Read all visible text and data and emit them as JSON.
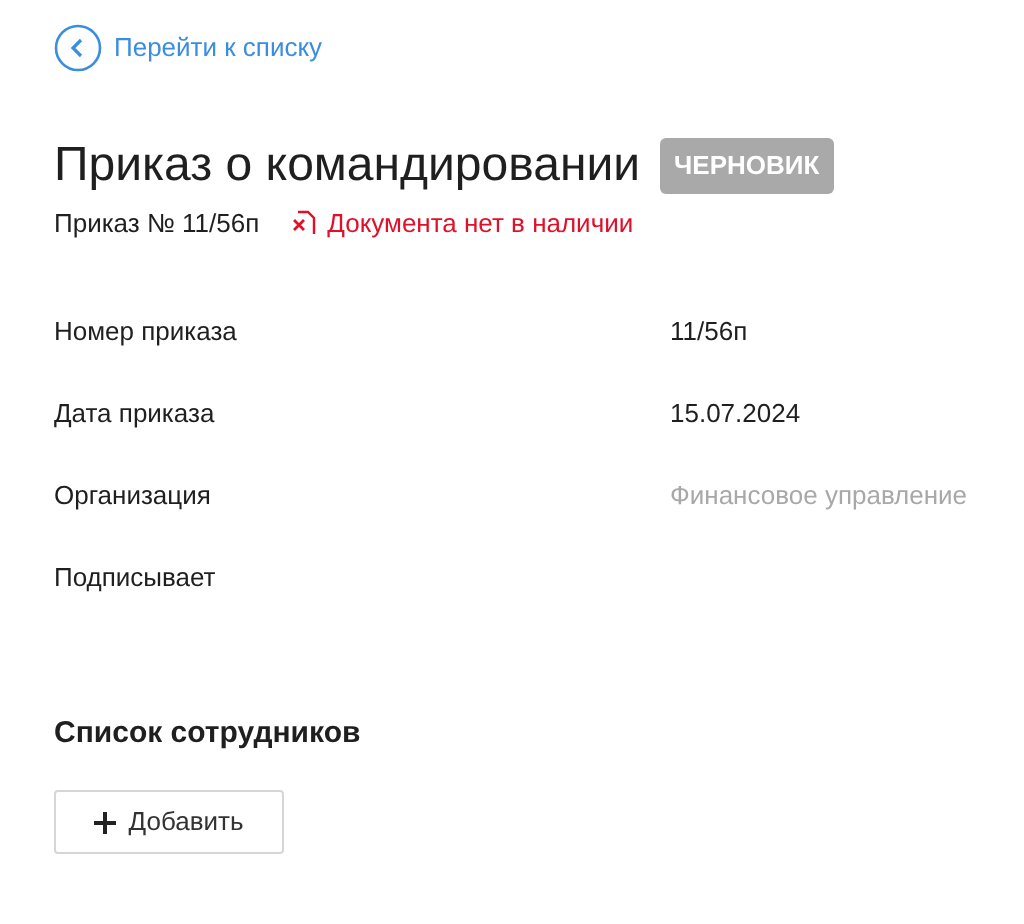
{
  "back_link": {
    "label": "Перейти к списку"
  },
  "header": {
    "title": "Приказ о командировании",
    "status_badge": "ЧЕРНОВИК",
    "subtitle": "Приказ № 11/56п",
    "warning": "Документа нет в наличии"
  },
  "fields": [
    {
      "label": "Номер приказа",
      "value": "11/56п",
      "disabled": false
    },
    {
      "label": "Дата приказа",
      "value": "15.07.2024",
      "disabled": false
    },
    {
      "label": "Организация",
      "value": "Финансовое управление",
      "disabled": true
    },
    {
      "label": "Подписывает"
    }
  ],
  "employees_section": {
    "title": "Список сотрудников",
    "add_button": "Добавить"
  }
}
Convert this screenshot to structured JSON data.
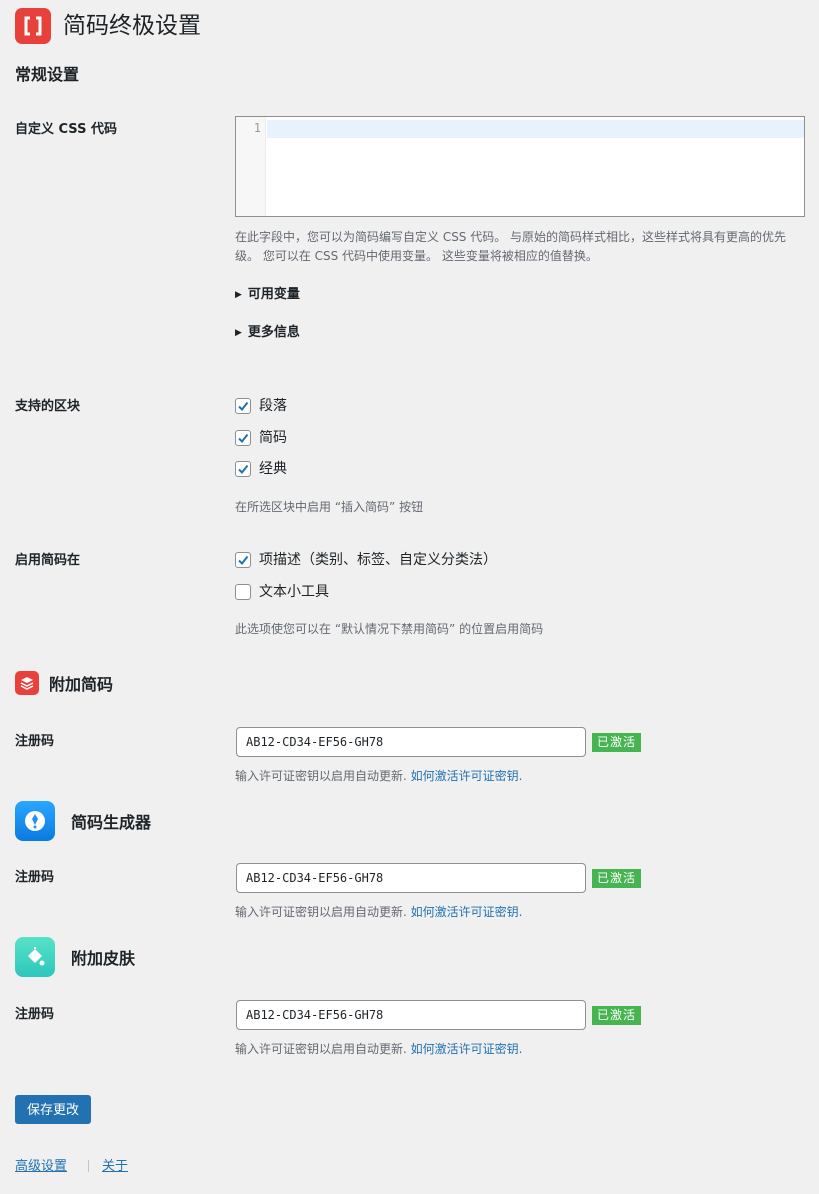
{
  "header": {
    "title": "简码终极设置",
    "logo_icon": "brackets-icon",
    "logo_color": "#e8413b"
  },
  "general": {
    "section_title": "常规设置",
    "custom_css": {
      "label": "自定义 CSS 代码",
      "line_number": "1",
      "description": "在此字段中，您可以为简码编写自定义 CSS 代码。 与原始的简码样式相比，这些样式将具有更高的优先级。 您可以在 CSS 代码中使用变量。 这些变量将被相应的值替换。",
      "available_vars": "可用变量",
      "more_info": "更多信息"
    },
    "supported_blocks": {
      "label": "支持的区块",
      "options": [
        {
          "label": "段落",
          "checked": true
        },
        {
          "label": "简码",
          "checked": true
        },
        {
          "label": "经典",
          "checked": true
        }
      ],
      "description": "在所选区块中启用 “插入简码” 按钮"
    },
    "enable_in": {
      "label": "启用简码在",
      "options": [
        {
          "label": "项描述（类别、标签、自定义分类法）",
          "checked": true
        },
        {
          "label": "文本小工具",
          "checked": false
        }
      ],
      "description": "此选项使您可以在 “默认情况下禁用简码” 的位置启用简码"
    }
  },
  "addons": [
    {
      "title": "附加简码",
      "icon": "layers-icon",
      "color": "#e8413b",
      "license_label": "注册码",
      "license_value": "AB12-CD34-EF56-GH78",
      "status": "已激活",
      "help_text": "输入许可证密钥以启用自动更新.",
      "help_link": "如何激活许可证密钥."
    },
    {
      "title": "简码生成器",
      "icon": "generator-icon",
      "color": "#1e90ff",
      "license_label": "注册码",
      "license_value": "AB12-CD34-EF56-GH78",
      "status": "已激活",
      "help_text": "输入许可证密钥以启用自动更新.",
      "help_link": "如何激活许可证密钥."
    },
    {
      "title": "附加皮肤",
      "icon": "paint-bucket-icon",
      "color": "#3ad6c0",
      "license_label": "注册码",
      "license_value": "AB12-CD34-EF56-GH78",
      "status": "已激活",
      "help_text": "输入许可证密钥以启用自动更新.",
      "help_link": "如何激活许可证密钥."
    }
  ],
  "save_label": "保存更改",
  "footer": {
    "advanced": "高级设置",
    "about": "关于"
  },
  "colors": {
    "accent": "#2271b1",
    "badge": "#46b450"
  }
}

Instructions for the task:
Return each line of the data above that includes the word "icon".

Output for this task:
    "logo_icon": "brackets-icon",
      "icon": "layers-icon",
      "icon": "generator-icon",
      "icon": "paint-bucket-icon",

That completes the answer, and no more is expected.